Excerpts from an interface dataset

- Opening Delimiter -

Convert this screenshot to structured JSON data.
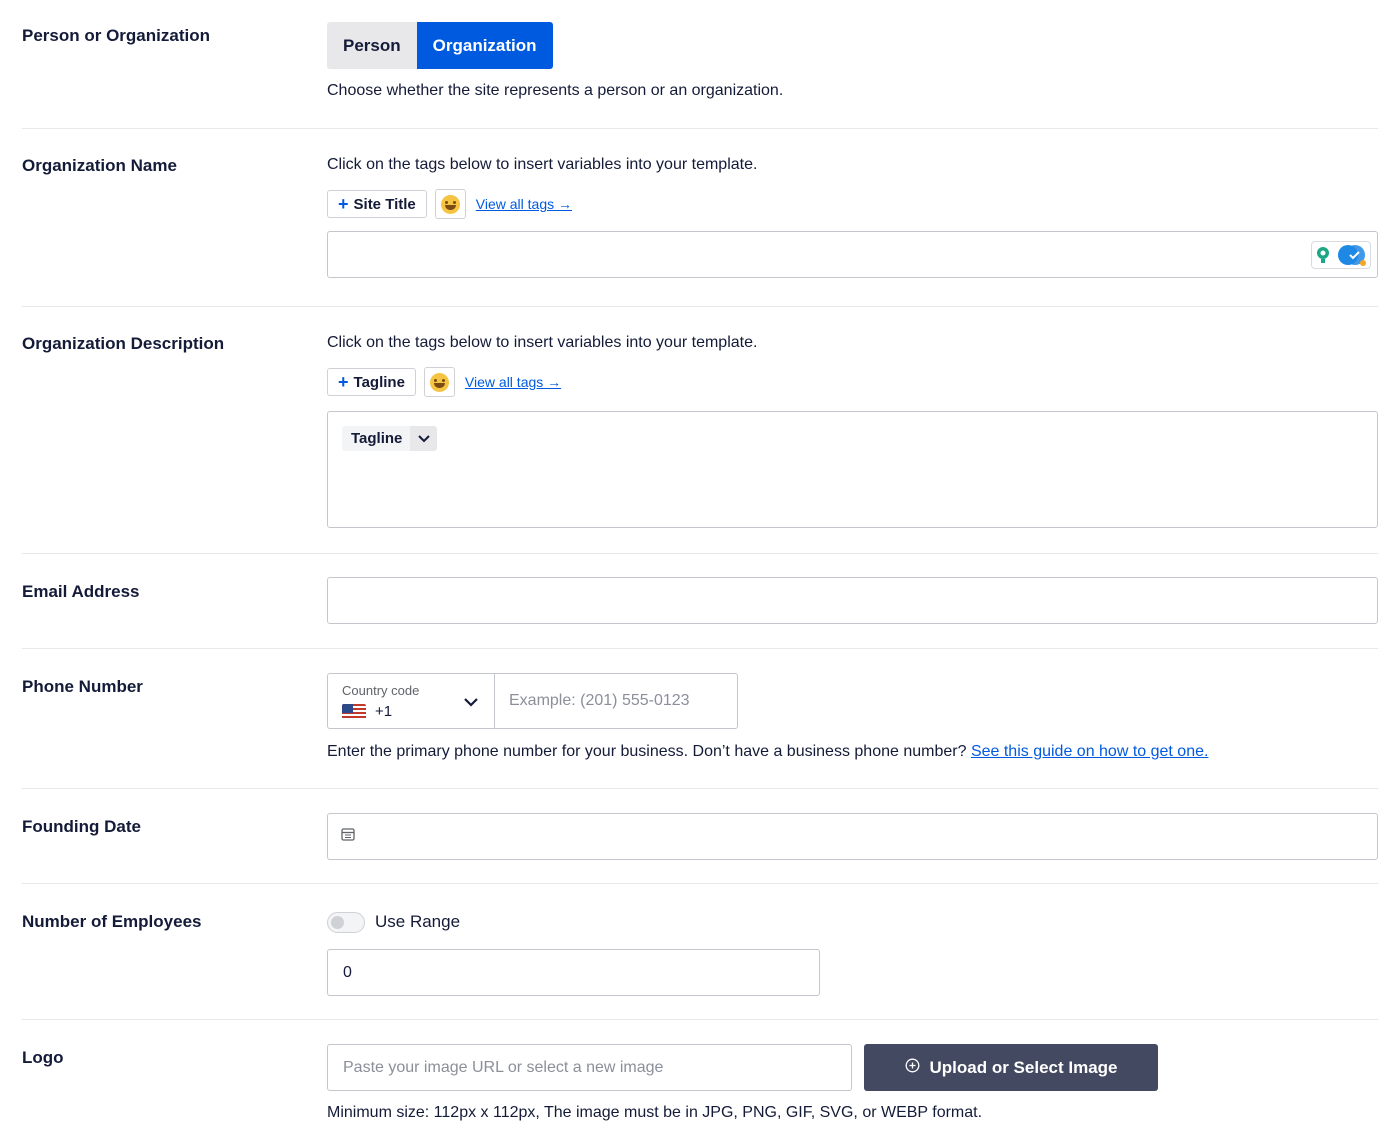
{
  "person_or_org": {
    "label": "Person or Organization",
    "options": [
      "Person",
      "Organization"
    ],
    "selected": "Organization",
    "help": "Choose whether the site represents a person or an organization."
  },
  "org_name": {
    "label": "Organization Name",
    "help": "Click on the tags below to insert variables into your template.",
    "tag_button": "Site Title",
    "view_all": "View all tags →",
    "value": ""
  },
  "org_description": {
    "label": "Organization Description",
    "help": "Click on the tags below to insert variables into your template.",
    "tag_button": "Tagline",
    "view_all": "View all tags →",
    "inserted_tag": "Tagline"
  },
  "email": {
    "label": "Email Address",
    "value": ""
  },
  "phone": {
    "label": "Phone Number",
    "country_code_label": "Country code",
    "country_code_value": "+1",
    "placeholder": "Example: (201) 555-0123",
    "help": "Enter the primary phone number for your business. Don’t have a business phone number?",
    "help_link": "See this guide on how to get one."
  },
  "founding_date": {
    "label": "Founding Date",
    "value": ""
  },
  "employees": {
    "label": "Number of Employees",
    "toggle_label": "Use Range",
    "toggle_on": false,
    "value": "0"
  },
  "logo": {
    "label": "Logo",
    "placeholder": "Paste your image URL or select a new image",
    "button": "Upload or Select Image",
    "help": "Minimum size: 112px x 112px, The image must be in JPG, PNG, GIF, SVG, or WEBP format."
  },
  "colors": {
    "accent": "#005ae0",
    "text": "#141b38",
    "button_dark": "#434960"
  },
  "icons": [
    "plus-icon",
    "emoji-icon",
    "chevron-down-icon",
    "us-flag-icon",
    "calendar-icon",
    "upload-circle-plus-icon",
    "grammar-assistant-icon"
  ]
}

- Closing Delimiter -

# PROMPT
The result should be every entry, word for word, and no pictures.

# COMPLETED EXERCISE
Convert this screenshot to structured JSON data.
{
  "person_or_org": {
    "label": "Person or Organization",
    "options": [
      "Person",
      "Organization"
    ],
    "selected": "Organization",
    "help": "Choose whether the site represents a person or an organization."
  },
  "org_name": {
    "label": "Organization Name",
    "help": "Click on the tags below to insert variables into your template.",
    "tag_button": "Site Title",
    "view_all": "View all tags →",
    "value": ""
  },
  "org_description": {
    "label": "Organization Description",
    "help": "Click on the tags below to insert variables into your template.",
    "tag_button": "Tagline",
    "view_all": "View all tags →",
    "inserted_tag": "Tagline"
  },
  "email": {
    "label": "Email Address",
    "value": ""
  },
  "phone": {
    "label": "Phone Number",
    "country_code_label": "Country code",
    "country_code_value": "+1",
    "placeholder": "Example: (201) 555-0123",
    "help": "Enter the primary phone number for your business. Don’t have a business phone number?",
    "help_link": "See this guide on how to get one."
  },
  "founding_date": {
    "label": "Founding Date",
    "value": ""
  },
  "employees": {
    "label": "Number of Employees",
    "toggle_label": "Use Range",
    "toggle_on": false,
    "value": "0"
  },
  "logo": {
    "label": "Logo",
    "placeholder": "Paste your image URL or select a new image",
    "button": "Upload or Select Image",
    "help": "Minimum size: 112px x 112px, The image must be in JPG, PNG, GIF, SVG, or WEBP format."
  },
  "colors": {
    "accent": "#005ae0",
    "text": "#141b38",
    "button_dark": "#434960"
  },
  "icons": [
    "plus-icon",
    "emoji-icon",
    "chevron-down-icon",
    "us-flag-icon",
    "calendar-icon",
    "upload-circle-plus-icon",
    "grammar-assistant-icon"
  ]
}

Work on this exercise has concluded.